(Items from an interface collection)

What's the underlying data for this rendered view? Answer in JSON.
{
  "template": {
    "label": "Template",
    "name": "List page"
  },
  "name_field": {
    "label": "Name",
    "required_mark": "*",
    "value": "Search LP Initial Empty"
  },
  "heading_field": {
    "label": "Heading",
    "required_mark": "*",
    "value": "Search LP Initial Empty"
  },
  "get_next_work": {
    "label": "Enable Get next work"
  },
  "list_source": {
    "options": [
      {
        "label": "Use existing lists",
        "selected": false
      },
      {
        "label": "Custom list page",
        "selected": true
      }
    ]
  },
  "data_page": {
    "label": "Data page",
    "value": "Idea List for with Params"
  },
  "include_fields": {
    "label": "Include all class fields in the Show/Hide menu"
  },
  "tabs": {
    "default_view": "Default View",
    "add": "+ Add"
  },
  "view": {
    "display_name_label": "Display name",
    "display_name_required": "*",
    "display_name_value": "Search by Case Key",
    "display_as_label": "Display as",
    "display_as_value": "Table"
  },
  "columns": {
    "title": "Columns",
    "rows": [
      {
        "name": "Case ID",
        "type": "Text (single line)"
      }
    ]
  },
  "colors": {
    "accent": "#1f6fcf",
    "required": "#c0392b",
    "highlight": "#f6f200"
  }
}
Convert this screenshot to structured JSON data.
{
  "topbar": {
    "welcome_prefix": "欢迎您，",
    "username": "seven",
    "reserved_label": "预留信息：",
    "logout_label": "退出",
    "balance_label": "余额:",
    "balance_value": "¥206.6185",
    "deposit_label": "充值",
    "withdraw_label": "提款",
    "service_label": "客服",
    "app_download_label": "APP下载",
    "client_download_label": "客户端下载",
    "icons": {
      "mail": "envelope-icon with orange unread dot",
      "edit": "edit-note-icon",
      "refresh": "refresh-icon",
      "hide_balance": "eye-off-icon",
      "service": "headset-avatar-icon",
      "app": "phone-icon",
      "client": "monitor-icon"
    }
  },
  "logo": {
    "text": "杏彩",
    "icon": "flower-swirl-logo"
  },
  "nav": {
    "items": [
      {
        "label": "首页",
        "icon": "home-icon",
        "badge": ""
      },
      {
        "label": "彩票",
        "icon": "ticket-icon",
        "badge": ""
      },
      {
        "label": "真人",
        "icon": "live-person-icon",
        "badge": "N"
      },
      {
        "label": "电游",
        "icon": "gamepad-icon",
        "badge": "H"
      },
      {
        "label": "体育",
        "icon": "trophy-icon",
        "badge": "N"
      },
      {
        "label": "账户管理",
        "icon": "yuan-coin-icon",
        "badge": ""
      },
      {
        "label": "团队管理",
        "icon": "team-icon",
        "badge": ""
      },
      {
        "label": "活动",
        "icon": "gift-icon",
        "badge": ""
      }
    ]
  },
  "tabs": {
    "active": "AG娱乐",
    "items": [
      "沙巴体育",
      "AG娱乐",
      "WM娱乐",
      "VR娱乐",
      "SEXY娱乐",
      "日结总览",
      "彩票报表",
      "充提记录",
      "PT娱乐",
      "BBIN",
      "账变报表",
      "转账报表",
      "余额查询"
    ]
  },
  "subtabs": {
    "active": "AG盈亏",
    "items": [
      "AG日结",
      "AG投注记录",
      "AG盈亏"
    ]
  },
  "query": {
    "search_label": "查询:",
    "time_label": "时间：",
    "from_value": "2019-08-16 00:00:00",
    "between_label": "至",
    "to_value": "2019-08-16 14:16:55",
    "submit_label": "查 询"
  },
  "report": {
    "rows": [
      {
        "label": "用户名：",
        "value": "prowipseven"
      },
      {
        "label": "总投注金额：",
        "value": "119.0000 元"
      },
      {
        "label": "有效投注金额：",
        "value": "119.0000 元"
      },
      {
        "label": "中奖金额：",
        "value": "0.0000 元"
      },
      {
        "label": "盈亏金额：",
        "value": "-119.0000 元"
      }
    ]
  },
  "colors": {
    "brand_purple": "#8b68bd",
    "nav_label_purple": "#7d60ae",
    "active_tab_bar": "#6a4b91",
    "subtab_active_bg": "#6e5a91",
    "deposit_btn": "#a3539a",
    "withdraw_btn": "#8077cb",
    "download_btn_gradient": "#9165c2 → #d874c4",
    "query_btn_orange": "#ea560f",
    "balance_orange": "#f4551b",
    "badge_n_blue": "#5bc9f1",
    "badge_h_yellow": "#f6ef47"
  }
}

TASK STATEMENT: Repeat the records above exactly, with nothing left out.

RESPONSE BOX:
What's the underlying data for this rendered view? Answer in JSON.
{
  "template": {
    "label": "Template",
    "name": "List page"
  },
  "name_field": {
    "label": "Name",
    "required_mark": "*",
    "value": "Search LP Initial Empty"
  },
  "heading_field": {
    "label": "Heading",
    "required_mark": "*",
    "value": "Search LP Initial Empty"
  },
  "get_next_work": {
    "label": "Enable Get next work"
  },
  "list_source": {
    "options": [
      {
        "label": "Use existing lists",
        "selected": false
      },
      {
        "label": "Custom list page",
        "selected": true
      }
    ]
  },
  "data_page": {
    "label": "Data page",
    "value": "Idea List for with Params"
  },
  "include_fields": {
    "label": "Include all class fields in the Show/Hide menu"
  },
  "tabs": {
    "default_view": "Default View",
    "add": "+ Add"
  },
  "view": {
    "display_name_label": "Display name",
    "display_name_required": "*",
    "display_name_value": "Search by Case Key",
    "display_as_label": "Display as",
    "display_as_value": "Table"
  },
  "columns": {
    "title": "Columns",
    "rows": [
      {
        "name": "Case ID",
        "type": "Text (single line)"
      }
    ]
  },
  "colors": {
    "accent": "#1f6fcf",
    "required": "#c0392b",
    "highlight": "#f6f200"
  }
}
Convert this screenshot to structured JSON data.
{
  "topbar": {
    "welcome_prefix": "欢迎您，",
    "username": "seven",
    "reserved_label": "预留信息：",
    "logout_label": "退出",
    "balance_label": "余额:",
    "balance_value": "¥206.6185",
    "deposit_label": "充值",
    "withdraw_label": "提款",
    "service_label": "客服",
    "app_download_label": "APP下载",
    "client_download_label": "客户端下载",
    "icons": {
      "mail": "envelope-icon with orange unread dot",
      "edit": "edit-note-icon",
      "refresh": "refresh-icon",
      "hide_balance": "eye-off-icon",
      "service": "headset-avatar-icon",
      "app": "phone-icon",
      "client": "monitor-icon"
    }
  },
  "logo": {
    "text": "杏彩",
    "icon": "flower-swirl-logo"
  },
  "nav": {
    "items": [
      {
        "label": "首页",
        "icon": "home-icon",
        "badge": ""
      },
      {
        "label": "彩票",
        "icon": "ticket-icon",
        "badge": ""
      },
      {
        "label": "真人",
        "icon": "live-person-icon",
        "badge": "N"
      },
      {
        "label": "电游",
        "icon": "gamepad-icon",
        "badge": "H"
      },
      {
        "label": "体育",
        "icon": "trophy-icon",
        "badge": "N"
      },
      {
        "label": "账户管理",
        "icon": "yuan-coin-icon",
        "badge": ""
      },
      {
        "label": "团队管理",
        "icon": "team-icon",
        "badge": ""
      },
      {
        "label": "活动",
        "icon": "gift-icon",
        "badge": ""
      }
    ]
  },
  "tabs": {
    "active": "AG娱乐",
    "items": [
      "沙巴体育",
      "AG娱乐",
      "WM娱乐",
      "VR娱乐",
      "SEXY娱乐",
      "日结总览",
      "彩票报表",
      "充提记录",
      "PT娱乐",
      "BBIN",
      "账变报表",
      "转账报表",
      "余额查询"
    ]
  },
  "subtabs": {
    "active": "AG盈亏",
    "items": [
      "AG日结",
      "AG投注记录",
      "AG盈亏"
    ]
  },
  "query": {
    "search_label": "查询:",
    "time_label": "时间：",
    "from_value": "2019-08-16 00:00:00",
    "between_label": "至",
    "to_value": "2019-08-16 14:16:55",
    "submit_label": "查 询"
  },
  "report": {
    "rows": [
      {
        "label": "用户名：",
        "value": "prowipseven"
      },
      {
        "label": "总投注金额：",
        "value": "119.0000 元"
      },
      {
        "label": "有效投注金额：",
        "value": "119.0000 元"
      },
      {
        "label": "中奖金额：",
        "value": "0.0000 元"
      },
      {
        "label": "盈亏金额：",
        "value": "-119.0000 元"
      }
    ]
  },
  "colors": {
    "brand_purple": "#8b68bd",
    "nav_label_purple": "#7d60ae",
    "active_tab_bar": "#6a4b91",
    "subtab_active_bg": "#6e5a91",
    "deposit_btn": "#a3539a",
    "withdraw_btn": "#8077cb",
    "download_btn_gradient": "#9165c2 → #d874c4",
    "query_btn_orange": "#ea560f",
    "balance_orange": "#f4551b",
    "badge_n_blue": "#5bc9f1",
    "badge_h_yellow": "#f6ef47"
  }
}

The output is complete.